Go through the entries below and copy every line that holds the word "карты".

>>>

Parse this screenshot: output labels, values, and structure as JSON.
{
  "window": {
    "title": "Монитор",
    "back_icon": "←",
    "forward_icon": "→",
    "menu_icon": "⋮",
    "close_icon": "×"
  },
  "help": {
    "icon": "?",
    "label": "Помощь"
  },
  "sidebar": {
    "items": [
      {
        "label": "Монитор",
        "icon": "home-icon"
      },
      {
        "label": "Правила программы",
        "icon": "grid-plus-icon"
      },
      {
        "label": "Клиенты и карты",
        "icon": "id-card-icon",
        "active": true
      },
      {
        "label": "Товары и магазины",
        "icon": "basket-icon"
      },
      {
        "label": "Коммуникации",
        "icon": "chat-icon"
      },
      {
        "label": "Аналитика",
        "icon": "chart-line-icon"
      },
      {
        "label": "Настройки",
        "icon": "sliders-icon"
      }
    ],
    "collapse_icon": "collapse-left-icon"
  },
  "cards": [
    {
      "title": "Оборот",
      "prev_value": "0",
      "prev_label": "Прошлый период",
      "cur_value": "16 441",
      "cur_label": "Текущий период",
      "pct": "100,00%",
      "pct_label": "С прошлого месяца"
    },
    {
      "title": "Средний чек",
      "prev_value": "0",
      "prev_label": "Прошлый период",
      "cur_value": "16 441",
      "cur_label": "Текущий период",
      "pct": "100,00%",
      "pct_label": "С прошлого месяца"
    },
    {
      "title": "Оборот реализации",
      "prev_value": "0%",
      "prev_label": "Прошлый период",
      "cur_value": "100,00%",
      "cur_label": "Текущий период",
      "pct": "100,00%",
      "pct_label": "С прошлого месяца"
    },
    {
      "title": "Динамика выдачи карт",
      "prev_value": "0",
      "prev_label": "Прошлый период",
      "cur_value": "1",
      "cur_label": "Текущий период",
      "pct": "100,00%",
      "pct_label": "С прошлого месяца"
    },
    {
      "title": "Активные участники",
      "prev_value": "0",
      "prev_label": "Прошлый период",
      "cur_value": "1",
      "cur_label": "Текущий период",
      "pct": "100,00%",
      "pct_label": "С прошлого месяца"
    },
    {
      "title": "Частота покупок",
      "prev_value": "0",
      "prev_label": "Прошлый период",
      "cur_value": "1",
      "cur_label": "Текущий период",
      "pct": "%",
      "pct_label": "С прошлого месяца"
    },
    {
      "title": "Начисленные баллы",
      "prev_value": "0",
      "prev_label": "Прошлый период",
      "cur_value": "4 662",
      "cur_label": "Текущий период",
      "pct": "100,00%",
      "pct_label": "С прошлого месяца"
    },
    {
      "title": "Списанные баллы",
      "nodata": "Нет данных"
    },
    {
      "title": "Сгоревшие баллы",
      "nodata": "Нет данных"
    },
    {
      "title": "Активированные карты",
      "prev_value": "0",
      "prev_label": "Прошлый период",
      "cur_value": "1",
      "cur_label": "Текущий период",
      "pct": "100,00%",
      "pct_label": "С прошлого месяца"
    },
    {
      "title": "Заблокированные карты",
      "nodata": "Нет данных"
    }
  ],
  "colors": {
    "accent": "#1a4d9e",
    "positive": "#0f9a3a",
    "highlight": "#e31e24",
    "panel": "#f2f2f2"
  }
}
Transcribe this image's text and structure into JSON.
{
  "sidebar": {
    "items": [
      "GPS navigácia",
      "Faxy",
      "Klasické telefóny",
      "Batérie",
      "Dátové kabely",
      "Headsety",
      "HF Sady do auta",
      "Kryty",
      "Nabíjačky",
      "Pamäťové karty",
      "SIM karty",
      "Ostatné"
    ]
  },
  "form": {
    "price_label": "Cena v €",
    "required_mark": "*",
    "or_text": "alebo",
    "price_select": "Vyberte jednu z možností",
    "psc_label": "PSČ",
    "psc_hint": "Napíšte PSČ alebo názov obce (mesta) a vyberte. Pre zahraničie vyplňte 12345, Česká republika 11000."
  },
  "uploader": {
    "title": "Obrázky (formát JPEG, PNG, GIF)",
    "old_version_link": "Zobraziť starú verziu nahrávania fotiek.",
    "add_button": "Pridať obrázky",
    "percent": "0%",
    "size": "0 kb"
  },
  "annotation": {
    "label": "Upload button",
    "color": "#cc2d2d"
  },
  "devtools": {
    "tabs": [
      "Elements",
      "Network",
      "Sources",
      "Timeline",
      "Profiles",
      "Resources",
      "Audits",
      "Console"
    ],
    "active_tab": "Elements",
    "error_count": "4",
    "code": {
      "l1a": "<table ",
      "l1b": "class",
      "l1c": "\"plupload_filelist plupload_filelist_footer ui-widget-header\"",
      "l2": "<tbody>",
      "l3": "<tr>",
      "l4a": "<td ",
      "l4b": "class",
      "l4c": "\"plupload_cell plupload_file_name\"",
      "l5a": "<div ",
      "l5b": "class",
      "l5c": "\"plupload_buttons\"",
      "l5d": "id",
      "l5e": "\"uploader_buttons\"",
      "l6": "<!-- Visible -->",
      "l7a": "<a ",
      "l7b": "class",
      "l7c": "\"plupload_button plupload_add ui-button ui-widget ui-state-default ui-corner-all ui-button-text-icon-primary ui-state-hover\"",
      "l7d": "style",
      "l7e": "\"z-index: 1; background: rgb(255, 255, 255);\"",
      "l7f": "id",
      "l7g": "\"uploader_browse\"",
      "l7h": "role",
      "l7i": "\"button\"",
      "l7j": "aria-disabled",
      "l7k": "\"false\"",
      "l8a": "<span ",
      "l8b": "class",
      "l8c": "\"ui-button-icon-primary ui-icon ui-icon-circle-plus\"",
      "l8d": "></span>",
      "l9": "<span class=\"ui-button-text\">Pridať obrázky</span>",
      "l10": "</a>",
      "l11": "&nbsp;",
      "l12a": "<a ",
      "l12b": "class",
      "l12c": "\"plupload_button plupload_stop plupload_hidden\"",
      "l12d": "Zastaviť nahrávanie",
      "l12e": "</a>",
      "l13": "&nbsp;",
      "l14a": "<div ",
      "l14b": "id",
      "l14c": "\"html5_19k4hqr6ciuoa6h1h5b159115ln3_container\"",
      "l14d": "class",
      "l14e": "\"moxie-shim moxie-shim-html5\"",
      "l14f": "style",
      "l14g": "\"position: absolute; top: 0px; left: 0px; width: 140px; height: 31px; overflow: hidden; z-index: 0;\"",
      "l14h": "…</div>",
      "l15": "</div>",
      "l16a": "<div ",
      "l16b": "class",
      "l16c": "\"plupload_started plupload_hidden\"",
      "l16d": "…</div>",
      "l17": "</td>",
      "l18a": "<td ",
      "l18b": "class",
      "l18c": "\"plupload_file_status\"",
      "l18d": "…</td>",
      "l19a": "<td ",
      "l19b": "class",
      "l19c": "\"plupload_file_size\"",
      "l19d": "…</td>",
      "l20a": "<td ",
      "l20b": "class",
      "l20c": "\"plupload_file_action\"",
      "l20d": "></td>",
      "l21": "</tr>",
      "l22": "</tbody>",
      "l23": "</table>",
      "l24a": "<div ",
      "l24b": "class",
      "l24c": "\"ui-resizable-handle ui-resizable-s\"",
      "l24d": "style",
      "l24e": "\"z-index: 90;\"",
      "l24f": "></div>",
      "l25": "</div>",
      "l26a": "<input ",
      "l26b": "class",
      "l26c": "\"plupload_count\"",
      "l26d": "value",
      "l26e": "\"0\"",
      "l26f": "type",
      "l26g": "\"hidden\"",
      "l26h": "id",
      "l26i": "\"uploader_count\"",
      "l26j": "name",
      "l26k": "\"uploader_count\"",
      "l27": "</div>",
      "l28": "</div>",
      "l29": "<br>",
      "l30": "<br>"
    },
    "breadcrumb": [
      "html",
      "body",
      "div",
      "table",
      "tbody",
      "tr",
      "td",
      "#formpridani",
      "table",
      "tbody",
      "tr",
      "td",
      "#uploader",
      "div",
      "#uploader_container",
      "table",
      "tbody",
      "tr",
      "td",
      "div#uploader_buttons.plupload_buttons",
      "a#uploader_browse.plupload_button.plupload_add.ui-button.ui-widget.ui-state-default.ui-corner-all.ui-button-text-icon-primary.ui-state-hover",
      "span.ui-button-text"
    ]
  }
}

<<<

Answer box -
        "label": "Клиенты и карты",
      "title": "Активированные карты",
      "title": "Заблокированные карты",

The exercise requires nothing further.